» EXERCISE AIM: This exercise asks for the entries below to be printed exactly.

» DATA SHOWN:
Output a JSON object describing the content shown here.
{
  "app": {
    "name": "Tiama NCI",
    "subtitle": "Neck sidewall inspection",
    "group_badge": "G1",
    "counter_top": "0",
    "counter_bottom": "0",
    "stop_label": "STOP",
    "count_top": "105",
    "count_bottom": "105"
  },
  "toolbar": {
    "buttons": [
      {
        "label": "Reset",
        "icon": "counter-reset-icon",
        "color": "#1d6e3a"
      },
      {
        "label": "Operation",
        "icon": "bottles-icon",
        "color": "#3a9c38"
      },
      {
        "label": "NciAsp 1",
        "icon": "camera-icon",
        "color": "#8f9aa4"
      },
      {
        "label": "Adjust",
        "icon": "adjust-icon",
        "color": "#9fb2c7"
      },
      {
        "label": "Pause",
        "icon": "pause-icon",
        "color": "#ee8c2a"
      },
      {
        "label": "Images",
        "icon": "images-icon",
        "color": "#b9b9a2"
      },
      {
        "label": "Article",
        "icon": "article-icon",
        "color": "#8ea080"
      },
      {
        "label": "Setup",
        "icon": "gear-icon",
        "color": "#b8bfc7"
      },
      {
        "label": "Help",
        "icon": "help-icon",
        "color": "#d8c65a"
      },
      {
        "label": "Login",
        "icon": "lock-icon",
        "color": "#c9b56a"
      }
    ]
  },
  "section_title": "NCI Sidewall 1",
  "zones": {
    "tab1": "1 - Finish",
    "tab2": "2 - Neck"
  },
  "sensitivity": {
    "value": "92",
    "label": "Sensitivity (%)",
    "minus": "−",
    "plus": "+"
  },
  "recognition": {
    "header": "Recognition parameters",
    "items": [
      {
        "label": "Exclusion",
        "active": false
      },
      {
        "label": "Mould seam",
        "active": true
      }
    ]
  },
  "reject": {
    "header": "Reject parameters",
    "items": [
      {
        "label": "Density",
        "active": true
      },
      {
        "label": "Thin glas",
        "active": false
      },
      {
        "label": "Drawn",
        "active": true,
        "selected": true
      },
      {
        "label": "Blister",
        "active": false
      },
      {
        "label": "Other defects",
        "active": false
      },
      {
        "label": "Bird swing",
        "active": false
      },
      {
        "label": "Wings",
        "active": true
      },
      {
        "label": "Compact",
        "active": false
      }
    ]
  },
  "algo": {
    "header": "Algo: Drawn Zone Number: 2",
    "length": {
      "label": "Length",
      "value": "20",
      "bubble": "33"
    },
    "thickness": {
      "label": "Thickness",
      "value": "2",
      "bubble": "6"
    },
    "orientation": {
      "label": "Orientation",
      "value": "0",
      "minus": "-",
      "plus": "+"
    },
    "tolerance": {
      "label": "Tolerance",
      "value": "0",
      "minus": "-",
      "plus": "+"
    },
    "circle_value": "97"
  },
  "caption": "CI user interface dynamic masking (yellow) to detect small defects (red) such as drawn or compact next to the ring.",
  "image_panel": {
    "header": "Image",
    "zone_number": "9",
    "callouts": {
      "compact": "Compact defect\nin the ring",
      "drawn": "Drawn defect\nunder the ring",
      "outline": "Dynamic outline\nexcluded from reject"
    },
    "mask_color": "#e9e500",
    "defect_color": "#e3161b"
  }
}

» REPLY:
Output a JSON object describing the content shown here.
{
  "app": {
    "name": "Tiama NCI",
    "subtitle": "Neck sidewall inspection",
    "group_badge": "G1",
    "counter_top": "0",
    "counter_bottom": "0",
    "stop_label": "STOP",
    "count_top": "105",
    "count_bottom": "105"
  },
  "toolbar": {
    "buttons": [
      {
        "label": "Reset",
        "icon": "counter-reset-icon",
        "color": "#1d6e3a"
      },
      {
        "label": "Operation",
        "icon": "bottles-icon",
        "color": "#3a9c38"
      },
      {
        "label": "NciAsp 1",
        "icon": "camera-icon",
        "color": "#8f9aa4"
      },
      {
        "label": "Adjust",
        "icon": "adjust-icon",
        "color": "#9fb2c7"
      },
      {
        "label": "Pause",
        "icon": "pause-icon",
        "color": "#ee8c2a"
      },
      {
        "label": "Images",
        "icon": "images-icon",
        "color": "#b9b9a2"
      },
      {
        "label": "Article",
        "icon": "article-icon",
        "color": "#8ea080"
      },
      {
        "label": "Setup",
        "icon": "gear-icon",
        "color": "#b8bfc7"
      },
      {
        "label": "Help",
        "icon": "help-icon",
        "color": "#d8c65a"
      },
      {
        "label": "Login",
        "icon": "lock-icon",
        "color": "#c9b56a"
      }
    ]
  },
  "section_title": "NCI Sidewall 1",
  "zones": {
    "tab1": "1 - Finish",
    "tab2": "2 - Neck"
  },
  "sensitivity": {
    "value": "92",
    "label": "Sensitivity (%)",
    "minus": "−",
    "plus": "+"
  },
  "recognition": {
    "header": "Recognition parameters",
    "items": [
      {
        "label": "Exclusion",
        "active": false
      },
      {
        "label": "Mould seam",
        "active": true
      }
    ]
  },
  "reject": {
    "header": "Reject parameters",
    "items": [
      {
        "label": "Density",
        "active": true
      },
      {
        "label": "Thin glas",
        "active": false
      },
      {
        "label": "Drawn",
        "active": true,
        "selected": true
      },
      {
        "label": "Blister",
        "active": false
      },
      {
        "label": "Other defects",
        "active": false
      },
      {
        "label": "Bird swing",
        "active": false
      },
      {
        "label": "Wings",
        "active": true
      },
      {
        "label": "Compact",
        "active": false
      }
    ]
  },
  "algo": {
    "header": "Algo: Drawn Zone Number: 2",
    "length": {
      "label": "Length",
      "value": "20",
      "bubble": "33"
    },
    "thickness": {
      "label": "Thickness",
      "value": "2",
      "bubble": "6"
    },
    "orientation": {
      "label": "Orientation",
      "value": "0",
      "minus": "-",
      "plus": "+"
    },
    "tolerance": {
      "label": "Tolerance",
      "value": "0",
      "minus": "-",
      "plus": "+"
    },
    "circle_value": "97"
  },
  "caption": "CI user interface dynamic masking (yellow) to detect small defects (red) such as drawn or compact next to the ring.",
  "image_panel": {
    "header": "Image",
    "zone_number": "9",
    "callouts": {
      "compact": "Compact defect\nin the ring",
      "drawn": "Drawn defect\nunder the ring",
      "outline": "Dynamic outline\nexcluded from reject"
    },
    "mask_color": "#e9e500",
    "defect_color": "#e3161b"
  }
}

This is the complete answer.